Ross, who started with the City of San Antonio Parks Department in 2006, leads a team attempting to bring to life former Mayor Howard W. Peak’s vision for a city-wide greenway trail that connects residents and promotes the physical and practical benefits of recreational and commuter trail use.
Peak, an urban planner by trade, formulated the Greenway Trails plan while working in the City’s Planning Department and while serving on the Zoning Commission in the 1990s. He worked with then-City Council members to purchase the initial land, which began the trail system in Walker Ranch Historic Landmark Park.
As mayor from 1997 to 2001, Peak solidified his vision of hike and bike trails along Leon and Salado Creeks in partnership with the Edwards Aquifer Program and won citizen support to dedicate one-eighth of a cent sales tax on every dollar spent in the City limits for creekway and aquifer protection projects. The plan was first approved by voters in 2000 and raised $20 million to fund 11 miles of trails. In 2005, Peak led a campaign to renew the tax, which raised $45 million to add 38 miles of trails.
In 2010, voters again approved the continuation of the sales tax designation to build an additional 30 miles of trail, and secured enough funding to afford 89 miles of planned trails for an overall system goal that could ultimately yield 130 miles of hike and bike trails along the creekways.
“I don’t think we knew how successful it would be when the first [sales tax initiative] passed,” Ross said. “But San Antonio voters have shown they are consistent with their commitment to the value of these projects.”
Approximately 1,200 acres of property along San Antonio creekways has been acquired for the program since its inception. Sales tax revenue has enabled the protection of 96,000 critical acres above the aquifer, both through land purchases or conservation easements.
Ross said four members of his team are devoted to designing and constructing the Greenway Trail System, and one person works on land acquisition and planning. Trail construction began in 2008, and so far, 65 miles of paved trail has been developed along the Medina and San Antonio Rivers, and Leon and Salado Creeks; currently, 17 miles of trails are under construction with more planned, Ross said.
In addition to construction project management, Ross’s team works closely with City biologists and naturalists to ensure their work has little impact on San Antonio’s nature preserves.

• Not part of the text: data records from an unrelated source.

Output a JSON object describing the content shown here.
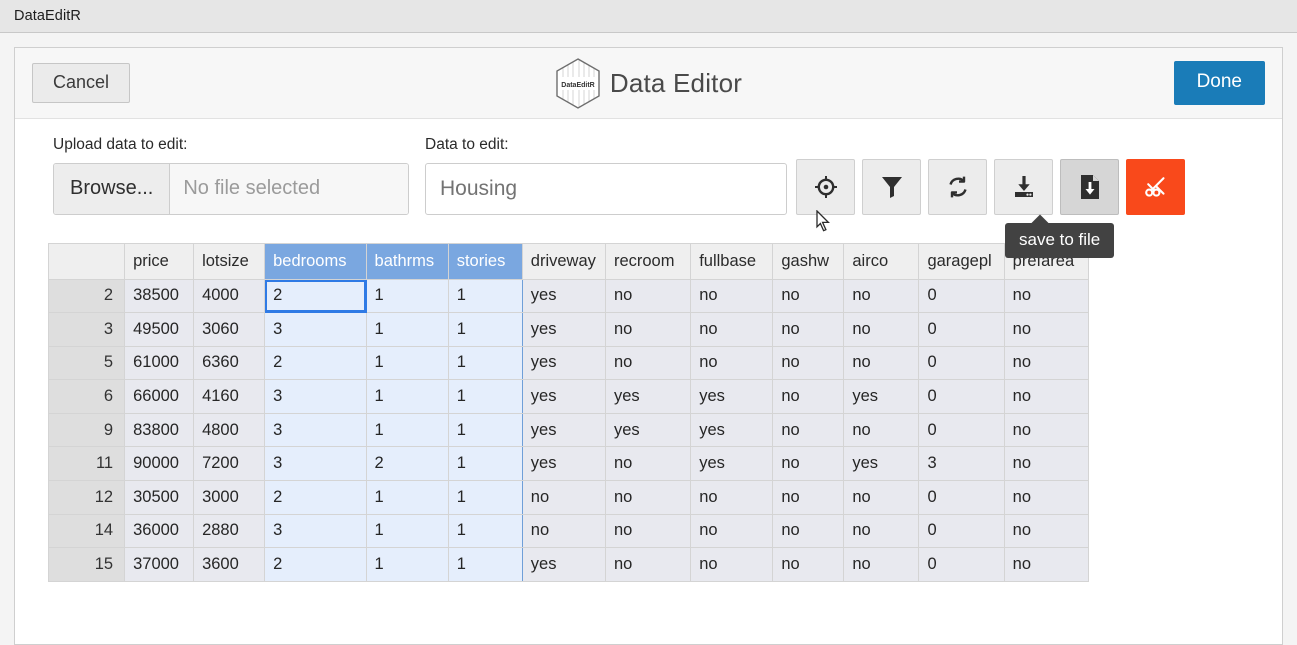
{
  "window": {
    "app_title": "DataEditR"
  },
  "header": {
    "cancel_label": "Cancel",
    "title": "Data Editor",
    "logo_text": "DataEditR",
    "done_label": "Done",
    "accent_done": "#1a7cb8"
  },
  "controls": {
    "upload_label": "Upload data to edit:",
    "browse_label": "Browse...",
    "file_placeholder": "No file selected",
    "data_label": "Data to edit:",
    "data_value": "Housing",
    "data_placeholder": "Housing"
  },
  "toolbar": {
    "buttons": [
      {
        "name": "select-icon",
        "title": "select"
      },
      {
        "name": "filter-icon",
        "title": "filter"
      },
      {
        "name": "sync-icon",
        "title": "sync"
      },
      {
        "name": "download-icon",
        "title": "download"
      },
      {
        "name": "save-to-file-icon",
        "title": "save to file"
      },
      {
        "name": "cut-icon",
        "title": "cut"
      }
    ],
    "danger_color": "#f9491b",
    "active_index": 4
  },
  "tooltip": {
    "text": "save to file"
  },
  "table": {
    "index_header": "",
    "columns": [
      "price",
      "lotsize",
      "bedrooms",
      "bathrms",
      "stories",
      "driveway",
      "recroom",
      "fullbase",
      "gashw",
      "airco",
      "garagepl",
      "prefarea"
    ],
    "selected_columns": [
      "bedrooms",
      "bathrms",
      "stories"
    ],
    "active_cell": {
      "row": 0,
      "column": "bedrooms"
    },
    "row_indices": [
      "2",
      "3",
      "5",
      "6",
      "9",
      "11",
      "12",
      "14",
      "15"
    ],
    "rows": [
      [
        "38500",
        "4000",
        "2",
        "1",
        "1",
        "yes",
        "no",
        "no",
        "no",
        "no",
        "0",
        "no"
      ],
      [
        "49500",
        "3060",
        "3",
        "1",
        "1",
        "yes",
        "no",
        "no",
        "no",
        "no",
        "0",
        "no"
      ],
      [
        "61000",
        "6360",
        "2",
        "1",
        "1",
        "yes",
        "no",
        "no",
        "no",
        "no",
        "0",
        "no"
      ],
      [
        "66000",
        "4160",
        "3",
        "1",
        "1",
        "yes",
        "yes",
        "yes",
        "no",
        "yes",
        "0",
        "no"
      ],
      [
        "83800",
        "4800",
        "3",
        "1",
        "1",
        "yes",
        "yes",
        "yes",
        "no",
        "no",
        "0",
        "no"
      ],
      [
        "90000",
        "7200",
        "3",
        "2",
        "1",
        "yes",
        "no",
        "yes",
        "no",
        "yes",
        "3",
        "no"
      ],
      [
        "30500",
        "3000",
        "2",
        "1",
        "1",
        "no",
        "no",
        "no",
        "no",
        "no",
        "0",
        "no"
      ],
      [
        "36000",
        "2880",
        "3",
        "1",
        "1",
        "no",
        "no",
        "no",
        "no",
        "no",
        "0",
        "no"
      ],
      [
        "37000",
        "3600",
        "2",
        "1",
        "1",
        "yes",
        "no",
        "no",
        "no",
        "no",
        "0",
        "no"
      ]
    ]
  }
}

Grant Ellis, natural resources manager with the Parks and Recreation Department, told the Rivard Report that efforts to preserve and manage the plant and wildlife diversity at Eisenhower Park have been going on since it opened to the public in 1988.
“We work to maintain and manage the land for the diversity of the native plants that it has present,” including native grasses, trees, and wildflowers. “We also have a lot of native wildlife such as armadillo, deer, raccoons, skunks, and as the weather warms up, we will be visited by snakes emerging from slumber.”
Ellis oversees the team that ensures park safety and maintenance once trails are constructed, which includes educating visitors about the importance of preserving and respecting the marked trails.
“We want people to be informed about the native diversity in the area so that they want to help us maintain the natural areas in the city for species like the endangered golden-cheeked warbler,” which reside in Eisenhower Park.
Construction of the entire Howard W. Peak Greenway Trail System is expected to be completed by 2021 with the exception of a small “spur trail” stemming out of Eisenhower Park and taking users slightly North up to Raymond Russel Park, Ross said.
“I have spent the last 12 years walking parks, trying to find connections that will help bring people together,” Ross said. “The best part about my job is being able to come out to the trails anonymously and see families and the elderly and children being able to use the trails and seeing the smiles on their faces. Seeing people enjoy what was created through this program brings me a lot of joy.”